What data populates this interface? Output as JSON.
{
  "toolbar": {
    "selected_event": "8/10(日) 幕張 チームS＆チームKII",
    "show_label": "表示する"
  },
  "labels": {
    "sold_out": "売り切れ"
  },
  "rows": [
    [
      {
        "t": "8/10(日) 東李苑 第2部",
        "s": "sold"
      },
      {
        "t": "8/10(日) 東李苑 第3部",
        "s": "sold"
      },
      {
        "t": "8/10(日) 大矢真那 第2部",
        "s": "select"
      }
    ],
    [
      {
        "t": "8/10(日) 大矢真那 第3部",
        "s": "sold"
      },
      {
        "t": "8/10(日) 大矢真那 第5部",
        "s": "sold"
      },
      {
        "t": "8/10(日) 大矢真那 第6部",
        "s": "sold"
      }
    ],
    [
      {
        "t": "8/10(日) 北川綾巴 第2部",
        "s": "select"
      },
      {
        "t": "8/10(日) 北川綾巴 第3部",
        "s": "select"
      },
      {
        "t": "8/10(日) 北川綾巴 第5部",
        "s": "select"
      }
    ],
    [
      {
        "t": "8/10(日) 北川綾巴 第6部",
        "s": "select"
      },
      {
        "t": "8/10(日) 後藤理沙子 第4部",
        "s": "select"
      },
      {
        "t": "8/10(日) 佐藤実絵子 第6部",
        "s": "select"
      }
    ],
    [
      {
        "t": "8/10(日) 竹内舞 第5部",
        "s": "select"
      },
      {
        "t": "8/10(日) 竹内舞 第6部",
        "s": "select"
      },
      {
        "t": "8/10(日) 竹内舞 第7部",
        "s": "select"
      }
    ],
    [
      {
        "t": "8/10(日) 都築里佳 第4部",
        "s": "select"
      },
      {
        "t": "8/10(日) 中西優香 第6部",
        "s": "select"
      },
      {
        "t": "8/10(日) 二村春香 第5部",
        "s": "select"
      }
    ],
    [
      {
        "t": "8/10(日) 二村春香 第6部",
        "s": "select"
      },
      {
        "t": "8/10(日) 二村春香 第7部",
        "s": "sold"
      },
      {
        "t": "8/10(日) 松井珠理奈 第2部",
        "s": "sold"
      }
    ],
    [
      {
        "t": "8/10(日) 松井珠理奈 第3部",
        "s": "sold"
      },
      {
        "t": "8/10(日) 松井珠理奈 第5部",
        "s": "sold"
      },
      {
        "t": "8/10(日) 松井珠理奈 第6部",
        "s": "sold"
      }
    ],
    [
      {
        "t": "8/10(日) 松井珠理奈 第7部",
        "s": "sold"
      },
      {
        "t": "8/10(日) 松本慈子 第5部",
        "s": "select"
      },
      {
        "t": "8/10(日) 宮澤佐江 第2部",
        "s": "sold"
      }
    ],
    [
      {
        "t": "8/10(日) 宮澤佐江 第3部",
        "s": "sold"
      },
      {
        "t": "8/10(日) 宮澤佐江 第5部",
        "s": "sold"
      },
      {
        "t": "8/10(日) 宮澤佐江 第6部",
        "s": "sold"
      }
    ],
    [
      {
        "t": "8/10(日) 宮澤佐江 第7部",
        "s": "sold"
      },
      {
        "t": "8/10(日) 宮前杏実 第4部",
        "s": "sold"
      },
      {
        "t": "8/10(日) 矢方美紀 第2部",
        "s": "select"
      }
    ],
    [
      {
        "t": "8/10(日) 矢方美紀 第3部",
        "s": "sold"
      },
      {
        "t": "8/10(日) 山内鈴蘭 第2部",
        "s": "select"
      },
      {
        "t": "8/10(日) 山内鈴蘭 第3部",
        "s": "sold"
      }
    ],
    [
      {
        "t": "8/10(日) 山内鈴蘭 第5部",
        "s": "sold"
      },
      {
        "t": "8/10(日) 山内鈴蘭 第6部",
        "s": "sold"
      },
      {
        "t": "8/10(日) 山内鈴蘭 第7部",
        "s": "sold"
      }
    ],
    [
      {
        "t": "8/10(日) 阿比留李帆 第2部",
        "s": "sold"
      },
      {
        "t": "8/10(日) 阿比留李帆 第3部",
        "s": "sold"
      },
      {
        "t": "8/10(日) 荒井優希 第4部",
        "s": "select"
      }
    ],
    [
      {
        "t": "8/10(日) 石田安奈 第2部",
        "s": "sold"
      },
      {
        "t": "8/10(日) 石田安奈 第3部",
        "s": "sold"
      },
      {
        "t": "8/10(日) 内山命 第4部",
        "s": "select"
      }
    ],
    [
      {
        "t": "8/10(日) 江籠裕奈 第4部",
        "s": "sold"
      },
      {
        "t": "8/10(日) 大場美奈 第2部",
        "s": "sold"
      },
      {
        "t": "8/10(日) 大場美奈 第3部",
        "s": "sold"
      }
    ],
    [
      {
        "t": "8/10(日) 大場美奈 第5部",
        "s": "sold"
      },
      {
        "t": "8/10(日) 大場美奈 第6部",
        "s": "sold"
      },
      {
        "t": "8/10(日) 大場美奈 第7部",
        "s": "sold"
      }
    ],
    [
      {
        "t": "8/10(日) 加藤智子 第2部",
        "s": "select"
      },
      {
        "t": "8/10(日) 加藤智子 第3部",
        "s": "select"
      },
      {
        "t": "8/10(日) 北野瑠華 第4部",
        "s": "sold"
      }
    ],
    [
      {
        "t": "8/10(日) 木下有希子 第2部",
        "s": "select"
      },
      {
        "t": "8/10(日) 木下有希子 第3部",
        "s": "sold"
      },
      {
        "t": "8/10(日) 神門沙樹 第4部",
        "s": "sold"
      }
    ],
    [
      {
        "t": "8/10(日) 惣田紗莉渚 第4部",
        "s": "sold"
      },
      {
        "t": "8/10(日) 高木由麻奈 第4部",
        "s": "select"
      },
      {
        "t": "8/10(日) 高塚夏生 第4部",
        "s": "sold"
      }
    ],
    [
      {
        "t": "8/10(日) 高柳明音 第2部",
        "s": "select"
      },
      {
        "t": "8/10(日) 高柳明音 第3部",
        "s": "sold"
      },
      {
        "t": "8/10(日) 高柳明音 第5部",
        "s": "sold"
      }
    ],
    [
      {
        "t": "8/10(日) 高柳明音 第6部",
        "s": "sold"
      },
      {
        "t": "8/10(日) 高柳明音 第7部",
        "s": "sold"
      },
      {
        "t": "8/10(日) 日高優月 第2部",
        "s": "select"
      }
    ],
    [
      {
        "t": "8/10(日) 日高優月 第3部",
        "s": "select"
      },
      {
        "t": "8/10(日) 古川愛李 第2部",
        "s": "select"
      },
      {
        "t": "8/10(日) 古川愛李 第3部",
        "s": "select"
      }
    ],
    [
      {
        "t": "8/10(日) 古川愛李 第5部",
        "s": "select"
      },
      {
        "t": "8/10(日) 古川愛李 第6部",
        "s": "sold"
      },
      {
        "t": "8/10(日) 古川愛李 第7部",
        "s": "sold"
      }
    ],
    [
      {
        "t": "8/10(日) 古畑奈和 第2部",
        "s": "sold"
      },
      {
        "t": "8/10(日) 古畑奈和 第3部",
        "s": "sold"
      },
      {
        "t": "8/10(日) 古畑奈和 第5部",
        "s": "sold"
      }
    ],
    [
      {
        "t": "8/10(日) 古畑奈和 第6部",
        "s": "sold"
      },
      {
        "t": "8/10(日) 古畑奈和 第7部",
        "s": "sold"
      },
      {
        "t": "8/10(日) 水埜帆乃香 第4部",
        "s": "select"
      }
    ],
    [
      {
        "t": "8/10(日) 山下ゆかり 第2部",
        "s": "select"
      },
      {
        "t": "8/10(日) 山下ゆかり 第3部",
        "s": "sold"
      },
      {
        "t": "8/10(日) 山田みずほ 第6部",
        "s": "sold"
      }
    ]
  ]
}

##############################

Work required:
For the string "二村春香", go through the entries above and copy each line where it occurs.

Task solution:
        "t": "8/10(日) 二村春香 第5部",
        "t": "8/10(日) 二村春香 第6部",
        "t": "8/10(日) 二村春香 第7部",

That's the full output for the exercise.